Please write out each entry exactly as it appears.

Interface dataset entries
▬▬▬▬▬▬

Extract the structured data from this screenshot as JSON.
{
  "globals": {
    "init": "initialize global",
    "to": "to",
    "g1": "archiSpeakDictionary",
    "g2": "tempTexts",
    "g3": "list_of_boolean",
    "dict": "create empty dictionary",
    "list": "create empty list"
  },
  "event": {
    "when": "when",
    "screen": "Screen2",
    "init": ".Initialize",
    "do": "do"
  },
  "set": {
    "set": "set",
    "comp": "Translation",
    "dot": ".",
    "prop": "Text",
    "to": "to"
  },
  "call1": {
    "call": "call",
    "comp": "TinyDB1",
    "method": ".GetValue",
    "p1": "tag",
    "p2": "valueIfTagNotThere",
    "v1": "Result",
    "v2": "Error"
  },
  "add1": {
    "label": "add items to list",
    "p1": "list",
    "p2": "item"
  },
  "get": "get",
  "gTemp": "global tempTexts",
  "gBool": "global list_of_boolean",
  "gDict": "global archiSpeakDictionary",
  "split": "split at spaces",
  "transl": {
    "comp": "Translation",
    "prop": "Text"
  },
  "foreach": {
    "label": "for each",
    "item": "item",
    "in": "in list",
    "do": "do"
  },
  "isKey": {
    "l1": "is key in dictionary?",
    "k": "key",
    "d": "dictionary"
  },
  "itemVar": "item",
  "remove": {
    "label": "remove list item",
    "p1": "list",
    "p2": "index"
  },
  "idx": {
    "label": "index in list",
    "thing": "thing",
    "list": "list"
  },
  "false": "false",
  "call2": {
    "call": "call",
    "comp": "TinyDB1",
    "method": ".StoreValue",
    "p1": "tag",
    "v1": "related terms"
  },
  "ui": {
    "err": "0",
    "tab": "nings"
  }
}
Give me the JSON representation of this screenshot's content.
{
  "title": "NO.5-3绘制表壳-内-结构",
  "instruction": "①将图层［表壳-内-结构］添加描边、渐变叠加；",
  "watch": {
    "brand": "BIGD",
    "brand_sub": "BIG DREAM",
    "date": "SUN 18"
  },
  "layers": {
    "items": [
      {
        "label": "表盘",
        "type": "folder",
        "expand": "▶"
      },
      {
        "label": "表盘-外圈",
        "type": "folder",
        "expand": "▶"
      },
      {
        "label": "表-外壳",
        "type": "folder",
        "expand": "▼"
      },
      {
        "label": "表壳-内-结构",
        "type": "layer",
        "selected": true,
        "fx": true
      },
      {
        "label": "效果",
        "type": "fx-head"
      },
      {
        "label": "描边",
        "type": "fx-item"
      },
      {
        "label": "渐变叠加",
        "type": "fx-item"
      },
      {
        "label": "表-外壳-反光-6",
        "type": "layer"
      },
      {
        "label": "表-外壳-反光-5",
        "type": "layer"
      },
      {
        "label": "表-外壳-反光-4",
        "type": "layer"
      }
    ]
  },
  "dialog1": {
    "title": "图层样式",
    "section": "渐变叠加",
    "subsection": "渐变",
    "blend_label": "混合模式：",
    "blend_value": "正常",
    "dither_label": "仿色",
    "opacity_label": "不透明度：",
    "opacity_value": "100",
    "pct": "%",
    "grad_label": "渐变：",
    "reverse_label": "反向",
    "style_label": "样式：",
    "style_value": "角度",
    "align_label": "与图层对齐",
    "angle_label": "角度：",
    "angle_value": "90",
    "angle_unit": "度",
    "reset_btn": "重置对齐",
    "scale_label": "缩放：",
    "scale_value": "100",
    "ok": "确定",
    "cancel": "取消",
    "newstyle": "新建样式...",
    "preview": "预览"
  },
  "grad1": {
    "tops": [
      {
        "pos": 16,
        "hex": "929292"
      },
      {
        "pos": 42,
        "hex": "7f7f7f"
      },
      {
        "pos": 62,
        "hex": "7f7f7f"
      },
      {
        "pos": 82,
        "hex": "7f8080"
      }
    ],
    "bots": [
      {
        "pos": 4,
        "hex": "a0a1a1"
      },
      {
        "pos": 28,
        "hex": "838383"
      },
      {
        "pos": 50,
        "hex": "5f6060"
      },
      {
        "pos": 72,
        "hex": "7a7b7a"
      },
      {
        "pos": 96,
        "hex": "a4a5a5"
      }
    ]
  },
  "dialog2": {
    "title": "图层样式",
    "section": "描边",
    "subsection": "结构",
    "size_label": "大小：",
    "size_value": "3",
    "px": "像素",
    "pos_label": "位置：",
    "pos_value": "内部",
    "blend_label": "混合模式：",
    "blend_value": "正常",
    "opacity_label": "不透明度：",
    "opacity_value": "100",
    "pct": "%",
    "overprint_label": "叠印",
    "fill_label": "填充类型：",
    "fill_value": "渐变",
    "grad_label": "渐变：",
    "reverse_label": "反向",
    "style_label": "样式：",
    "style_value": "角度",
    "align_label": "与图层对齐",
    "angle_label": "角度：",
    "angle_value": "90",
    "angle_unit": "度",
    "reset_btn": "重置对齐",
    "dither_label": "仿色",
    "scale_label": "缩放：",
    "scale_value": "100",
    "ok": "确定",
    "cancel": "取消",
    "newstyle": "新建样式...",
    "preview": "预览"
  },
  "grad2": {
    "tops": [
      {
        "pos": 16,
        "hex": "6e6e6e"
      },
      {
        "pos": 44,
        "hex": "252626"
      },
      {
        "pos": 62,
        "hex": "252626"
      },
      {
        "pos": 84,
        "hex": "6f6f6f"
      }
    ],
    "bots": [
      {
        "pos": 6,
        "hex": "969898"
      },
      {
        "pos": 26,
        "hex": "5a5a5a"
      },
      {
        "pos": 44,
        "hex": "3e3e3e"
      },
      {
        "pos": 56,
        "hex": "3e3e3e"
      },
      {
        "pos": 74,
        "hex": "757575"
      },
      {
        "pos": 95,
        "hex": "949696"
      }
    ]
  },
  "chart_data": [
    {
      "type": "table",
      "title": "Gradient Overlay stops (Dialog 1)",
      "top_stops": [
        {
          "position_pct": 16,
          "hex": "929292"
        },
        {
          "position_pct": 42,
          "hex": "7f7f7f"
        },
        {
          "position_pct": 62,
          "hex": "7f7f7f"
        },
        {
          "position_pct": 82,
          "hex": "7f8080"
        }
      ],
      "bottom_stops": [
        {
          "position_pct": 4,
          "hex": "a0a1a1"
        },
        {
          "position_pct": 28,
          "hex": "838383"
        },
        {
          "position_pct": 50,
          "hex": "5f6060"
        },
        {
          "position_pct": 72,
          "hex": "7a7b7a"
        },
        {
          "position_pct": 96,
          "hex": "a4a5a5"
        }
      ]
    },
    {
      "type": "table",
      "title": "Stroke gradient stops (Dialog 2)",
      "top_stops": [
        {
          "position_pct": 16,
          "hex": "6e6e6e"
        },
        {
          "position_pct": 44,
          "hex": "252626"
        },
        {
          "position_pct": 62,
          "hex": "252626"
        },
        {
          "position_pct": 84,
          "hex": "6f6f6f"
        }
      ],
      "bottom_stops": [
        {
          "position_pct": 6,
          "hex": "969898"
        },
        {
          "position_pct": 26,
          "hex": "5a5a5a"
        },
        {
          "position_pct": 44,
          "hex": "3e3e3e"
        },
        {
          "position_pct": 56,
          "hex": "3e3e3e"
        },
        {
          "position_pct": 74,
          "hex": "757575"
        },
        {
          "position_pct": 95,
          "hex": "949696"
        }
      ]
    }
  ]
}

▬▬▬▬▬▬

[Problem solution]
Extract the structured data from this screenshot as JSON.
{
  "globals": {
    "init": "initialize global",
    "to": "to",
    "g1": "archiSpeakDictionary",
    "g2": "tempTexts",
    "g3": "list_of_boolean",
    "dict": "create empty dictionary",
    "list": "create empty list"
  },
  "event": {
    "when": "when",
    "screen": "Screen2",
    "init": ".Initialize",
    "do": "do"
  },
  "set": {
    "set": "set",
    "comp": "Translation",
    "dot": ".",
    "prop": "Text",
    "to": "to"
  },
  "call1": {
    "call": "call",
    "comp": "TinyDB1",
    "method": ".GetValue",
    "p1": "tag",
    "p2": "valueIfTagNotThere",
    "v1": "Result",
    "v2": "Error"
  },
  "add1": {
    "label": "add items to list",
    "p1": "list",
    "p2": "item"
  },
  "get": "get",
  "gTemp": "global tempTexts",
  "gBool": "global list_of_boolean",
  "gDict": "global archiSpeakDictionary",
  "split": "split at spaces",
  "transl": {
    "comp": "Translation",
    "prop": "Text"
  },
  "foreach": {
    "label": "for each",
    "item": "item",
    "in": "in list",
    "do": "do"
  },
  "isKey": {
    "l1": "is key in dictionary?",
    "k": "key",
    "d": "dictionary"
  },
  "itemVar": "item",
  "remove": {
    "label": "remove list item",
    "p1": "list",
    "p2": "index"
  },
  "idx": {
    "label": "index in list",
    "thing": "thing",
    "list": "list"
  },
  "false": "false",
  "call2": {
    "call": "call",
    "comp": "TinyDB1",
    "method": ".StoreValue",
    "p1": "tag",
    "v1": "related terms"
  },
  "ui": {
    "err": "0",
    "tab": "nings"
  }
}
Give me the JSON representation of this screenshot's content.
{
  "title": "NO.5-3绘制表壳-内-结构",
  "instruction": "①将图层［表壳-内-结构］添加描边、渐变叠加；",
  "watch": {
    "brand": "BIGD",
    "brand_sub": "BIG DREAM",
    "date": "SUN 18"
  },
  "layers": {
    "items": [
      {
        "label": "表盘",
        "type": "folder",
        "expand": "▶"
      },
      {
        "label": "表盘-外圈",
        "type": "folder",
        "expand": "▶"
      },
      {
        "label": "表-外壳",
        "type": "folder",
        "expand": "▼"
      },
      {
        "label": "表壳-内-结构",
        "type": "layer",
        "selected": true,
        "fx": true
      },
      {
        "label": "效果",
        "type": "fx-head"
      },
      {
        "label": "描边",
        "type": "fx-item"
      },
      {
        "label": "渐变叠加",
        "type": "fx-item"
      },
      {
        "label": "表-外壳-反光-6",
        "type": "layer"
      },
      {
        "label": "表-外壳-反光-5",
        "type": "layer"
      },
      {
        "label": "表-外壳-反光-4",
        "type": "layer"
      }
    ]
  },
  "dialog1": {
    "title": "图层样式",
    "section": "渐变叠加",
    "subsection": "渐变",
    "blend_label": "混合模式：",
    "blend_value": "正常",
    "dither_label": "仿色",
    "opacity_label": "不透明度：",
    "opacity_value": "100",
    "pct": "%",
    "grad_label": "渐变：",
    "reverse_label": "反向",
    "style_label": "样式：",
    "style_value": "角度",
    "align_label": "与图层对齐",
    "angle_label": "角度：",
    "angle_value": "90",
    "angle_unit": "度",
    "reset_btn": "重置对齐",
    "scale_label": "缩放：",
    "scale_value": "100",
    "ok": "确定",
    "cancel": "取消",
    "newstyle": "新建样式...",
    "preview": "预览"
  },
  "grad1": {
    "tops": [
      {
        "pos": 16,
        "hex": "929292"
      },
      {
        "pos": 42,
        "hex": "7f7f7f"
      },
      {
        "pos": 62,
        "hex": "7f7f7f"
      },
      {
        "pos": 82,
        "hex": "7f8080"
      }
    ],
    "bots": [
      {
        "pos": 4,
        "hex": "a0a1a1"
      },
      {
        "pos": 28,
        "hex": "838383"
      },
      {
        "pos": 50,
        "hex": "5f6060"
      },
      {
        "pos": 72,
        "hex": "7a7b7a"
      },
      {
        "pos": 96,
        "hex": "a4a5a5"
      }
    ]
  },
  "dialog2": {
    "title": "图层样式",
    "section": "描边",
    "subsection": "结构",
    "size_label": "大小：",
    "size_value": "3",
    "px": "像素",
    "pos_label": "位置：",
    "pos_value": "内部",
    "blend_label": "混合模式：",
    "blend_value": "正常",
    "opacity_label": "不透明度：",
    "opacity_value": "100",
    "pct": "%",
    "overprint_label": "叠印",
    "fill_label": "填充类型：",
    "fill_value": "渐变",
    "grad_label": "渐变：",
    "reverse_label": "反向",
    "style_label": "样式：",
    "style_value": "角度",
    "align_label": "与图层对齐",
    "angle_label": "角度：",
    "angle_value": "90",
    "angle_unit": "度",
    "reset_btn": "重置对齐",
    "dither_label": "仿色",
    "scale_label": "缩放：",
    "scale_value": "100",
    "ok": "确定",
    "cancel": "取消",
    "newstyle": "新建样式...",
    "preview": "预览"
  },
  "grad2": {
    "tops": [
      {
        "pos": 16,
        "hex": "6e6e6e"
      },
      {
        "pos": 44,
        "hex": "252626"
      },
      {
        "pos": 62,
        "hex": "252626"
      },
      {
        "pos": 84,
        "hex": "6f6f6f"
      }
    ],
    "bots": [
      {
        "pos": 6,
        "hex": "969898"
      },
      {
        "pos": 26,
        "hex": "5a5a5a"
      },
      {
        "pos": 44,
        "hex": "3e3e3e"
      },
      {
        "pos": 56,
        "hex": "3e3e3e"
      },
      {
        "pos": 74,
        "hex": "757575"
      },
      {
        "pos": 95,
        "hex": "949696"
      }
    ]
  },
  "chart_data": [
    {
      "type": "table",
      "title": "Gradient Overlay stops (Dialog 1)",
      "top_stops": [
        {
          "position_pct": 16,
          "hex": "929292"
        },
        {
          "position_pct": 42,
          "hex": "7f7f7f"
        },
        {
          "position_pct": 62,
          "hex": "7f7f7f"
        },
        {
          "position_pct": 82,
          "hex": "7f8080"
        }
      ],
      "bottom_stops": [
        {
          "position_pct": 4,
          "hex": "a0a1a1"
        },
        {
          "position_pct": 28,
          "hex": "838383"
        },
        {
          "position_pct": 50,
          "hex": "5f6060"
        },
        {
          "position_pct": 72,
          "hex": "7a7b7a"
        },
        {
          "position_pct": 96,
          "hex": "a4a5a5"
        }
      ]
    },
    {
      "type": "table",
      "title": "Stroke gradient stops (Dialog 2)",
      "top_stops": [
        {
          "position_pct": 16,
          "hex": "6e6e6e"
        },
        {
          "position_pct": 44,
          "hex": "252626"
        },
        {
          "position_pct": 62,
          "hex": "252626"
        },
        {
          "position_pct": 84,
          "hex": "6f6f6f"
        }
      ],
      "bottom_stops": [
        {
          "position_pct": 6,
          "hex": "969898"
        },
        {
          "position_pct": 26,
          "hex": "5a5a5a"
        },
        {
          "position_pct": 44,
          "hex": "3e3e3e"
        },
        {
          "position_pct": 56,
          "hex": "3e3e3e"
        },
        {
          "position_pct": 74,
          "hex": "757575"
        },
        {
          "position_pct": 95,
          "hex": "949696"
        }
      ]
    }
  ]
}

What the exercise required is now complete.